Putting the “You” in Shavuot

During Torah reading people follow along either standing or sitting. However, as we read the Ten Commandments everyone is requested to rise, if they are able to. This is in accordance with the Ashkenazic tradition. This custom is not without its Halachik controversy. There’s a Mishna in Masechet Tamid that states that there once was a practice in the Beit Hamikdash for the Kohanim to read the Aseret Hadibrot as part of their daily Temple service. However, this practice was soon abolished because of a concern referred to as “Taromot Haminim” – the arguments of heretics. There was a fear that heretics would convince less knowledgeable Jews that only the Ten Commandments are true and the rest of Torah is false. They would point to the fact that the Ten Commandments received special treatment in the Beit Hamikdash as their proof. This Mishna is the textual basis for not standing for the Ten Commandments. The Rambam was strongly opposed to the custom to stand only for Aseret Hadibrot. He felt that this practice undermines our belief in the validity of the entire Torah. Yemenite and some other Sephardic communities follow the Rambam’s view.

        The most common Ashkenazic practice is to allow and even encourage standing for Aseret Hadibrot- especially on Shavuot. The reason is because on Shavuot we stand in order to re-enact the event of Receiving the Torah at Mount Sinai as the pasuk says, (19:17):

“And the nation stood at the bottom of the mountain.”

        The Midrash takes the idea even further. It states that every Jewish soul ever to be born, as well as the souls of those who would convert throughout the ages, were spiritually present at the time of Matan Torah. That means that when we stand for Aseret Hadibrot on Shavuot morning, we were not just re-enacting an historical event, but re-experiencing in physical terms something that our souls experienced 3331 years ago. This Midrash reinforces the connection between Pesach and Shavuot. On Pesach we personalize the Exodus and appreciate that event’s direct impact on our lives. So, too, on Shavuot we must personalize the Sinai experience and appreciate the importance of Matan Torah in our own lives. Externally we show this by standing during the reading of the Ten Commandments. But how else can we foster a personal appreciation for the importance of Matan Torah?

        The Talmud records a dispute between Rabbi Eliezer and Rabbi Yehoshua as to the most appropriate way to celebrate Jewish holidays. According to Rabbi Eliezer a person’s Yom Tov can be either spiritually focused- with an emphasis on prayer and Torah learning; or physically focused, with an emphasis on eating and drinking. Rabbi Yehoshua believes that the holidays should be evenly split between physical and spiritual pursuits.

        Comes Rabbi Elazar and says:
“Hakol Modim Ba’Atzeret Deba’inan Nami Lachem.”

        On Shavuot, everyone agrees that there must be some focus on the physical- ie eating and drinking.
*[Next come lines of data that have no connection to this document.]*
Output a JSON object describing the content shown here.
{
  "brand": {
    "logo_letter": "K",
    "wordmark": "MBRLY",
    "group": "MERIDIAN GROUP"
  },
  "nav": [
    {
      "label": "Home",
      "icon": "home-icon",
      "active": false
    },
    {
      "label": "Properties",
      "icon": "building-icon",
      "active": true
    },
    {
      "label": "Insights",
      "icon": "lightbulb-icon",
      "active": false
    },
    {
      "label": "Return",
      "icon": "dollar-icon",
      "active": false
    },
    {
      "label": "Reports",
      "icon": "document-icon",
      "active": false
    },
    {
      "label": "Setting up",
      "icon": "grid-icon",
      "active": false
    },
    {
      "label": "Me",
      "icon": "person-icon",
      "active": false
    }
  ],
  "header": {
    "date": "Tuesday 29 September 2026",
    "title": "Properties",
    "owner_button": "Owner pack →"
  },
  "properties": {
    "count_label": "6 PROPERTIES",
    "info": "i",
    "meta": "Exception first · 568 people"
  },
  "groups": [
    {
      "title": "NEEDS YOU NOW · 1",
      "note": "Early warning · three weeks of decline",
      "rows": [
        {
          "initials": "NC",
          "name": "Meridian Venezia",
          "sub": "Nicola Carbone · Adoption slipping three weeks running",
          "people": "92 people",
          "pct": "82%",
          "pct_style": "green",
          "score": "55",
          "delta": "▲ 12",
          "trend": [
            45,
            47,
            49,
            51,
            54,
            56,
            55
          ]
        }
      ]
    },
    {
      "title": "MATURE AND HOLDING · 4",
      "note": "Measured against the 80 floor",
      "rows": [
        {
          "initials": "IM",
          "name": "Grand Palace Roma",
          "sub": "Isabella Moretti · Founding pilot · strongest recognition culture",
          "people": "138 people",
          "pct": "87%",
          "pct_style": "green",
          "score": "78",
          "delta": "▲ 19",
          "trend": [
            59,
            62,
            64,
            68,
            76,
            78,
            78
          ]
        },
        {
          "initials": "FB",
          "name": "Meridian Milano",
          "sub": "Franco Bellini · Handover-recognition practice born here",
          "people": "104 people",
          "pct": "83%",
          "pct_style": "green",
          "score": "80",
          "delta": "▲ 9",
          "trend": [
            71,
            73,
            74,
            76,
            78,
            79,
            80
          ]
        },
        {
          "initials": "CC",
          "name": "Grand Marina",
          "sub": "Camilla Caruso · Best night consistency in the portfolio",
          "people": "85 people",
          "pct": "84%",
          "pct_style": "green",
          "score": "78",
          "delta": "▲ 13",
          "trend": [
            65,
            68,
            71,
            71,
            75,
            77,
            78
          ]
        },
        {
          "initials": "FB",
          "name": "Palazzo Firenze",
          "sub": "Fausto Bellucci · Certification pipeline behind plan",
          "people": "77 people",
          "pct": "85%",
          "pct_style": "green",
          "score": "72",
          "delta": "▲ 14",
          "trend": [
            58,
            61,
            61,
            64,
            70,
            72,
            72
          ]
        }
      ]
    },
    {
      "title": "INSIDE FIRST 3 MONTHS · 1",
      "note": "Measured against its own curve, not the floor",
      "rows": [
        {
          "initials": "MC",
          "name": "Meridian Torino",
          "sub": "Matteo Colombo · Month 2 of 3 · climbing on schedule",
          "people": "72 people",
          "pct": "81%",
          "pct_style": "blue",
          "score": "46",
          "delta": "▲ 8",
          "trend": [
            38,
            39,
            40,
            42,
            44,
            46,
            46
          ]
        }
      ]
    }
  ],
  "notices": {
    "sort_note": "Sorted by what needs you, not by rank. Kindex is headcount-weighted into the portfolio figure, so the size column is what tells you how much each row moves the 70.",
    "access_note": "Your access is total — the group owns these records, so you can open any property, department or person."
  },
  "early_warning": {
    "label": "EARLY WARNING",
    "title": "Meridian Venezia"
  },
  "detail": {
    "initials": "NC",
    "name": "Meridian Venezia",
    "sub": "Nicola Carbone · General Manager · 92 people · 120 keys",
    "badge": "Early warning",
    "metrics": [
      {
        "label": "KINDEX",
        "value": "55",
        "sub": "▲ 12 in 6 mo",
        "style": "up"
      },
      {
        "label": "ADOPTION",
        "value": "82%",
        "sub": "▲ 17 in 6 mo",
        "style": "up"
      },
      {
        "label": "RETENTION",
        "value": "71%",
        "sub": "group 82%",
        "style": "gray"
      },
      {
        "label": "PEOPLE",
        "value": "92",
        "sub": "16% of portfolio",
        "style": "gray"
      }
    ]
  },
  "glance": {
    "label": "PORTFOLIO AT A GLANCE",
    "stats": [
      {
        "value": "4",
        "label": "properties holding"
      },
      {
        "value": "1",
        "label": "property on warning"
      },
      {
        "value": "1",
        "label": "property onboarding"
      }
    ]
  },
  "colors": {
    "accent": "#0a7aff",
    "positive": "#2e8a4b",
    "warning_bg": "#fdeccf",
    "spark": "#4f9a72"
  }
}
This seems counter-intuitive. If anything, I would have thought that on the day on which we receive the Torah, we should de-emphasize the physical and focus more on the spiritual elements of the holiday.

        Rabbi Elazar is teaching us a key to personalizing Matan Torah. We are better off for receiving the Torah, and to demonstrate that we are encouraged to indulge in physical enjoyment on Shavuot to reinforce the association between Torah and pleasure.

        It is through personalizing the experience of Matan Torah, putting the “You” in Shavuot, that we are able to fully celebrate this Yom Tov.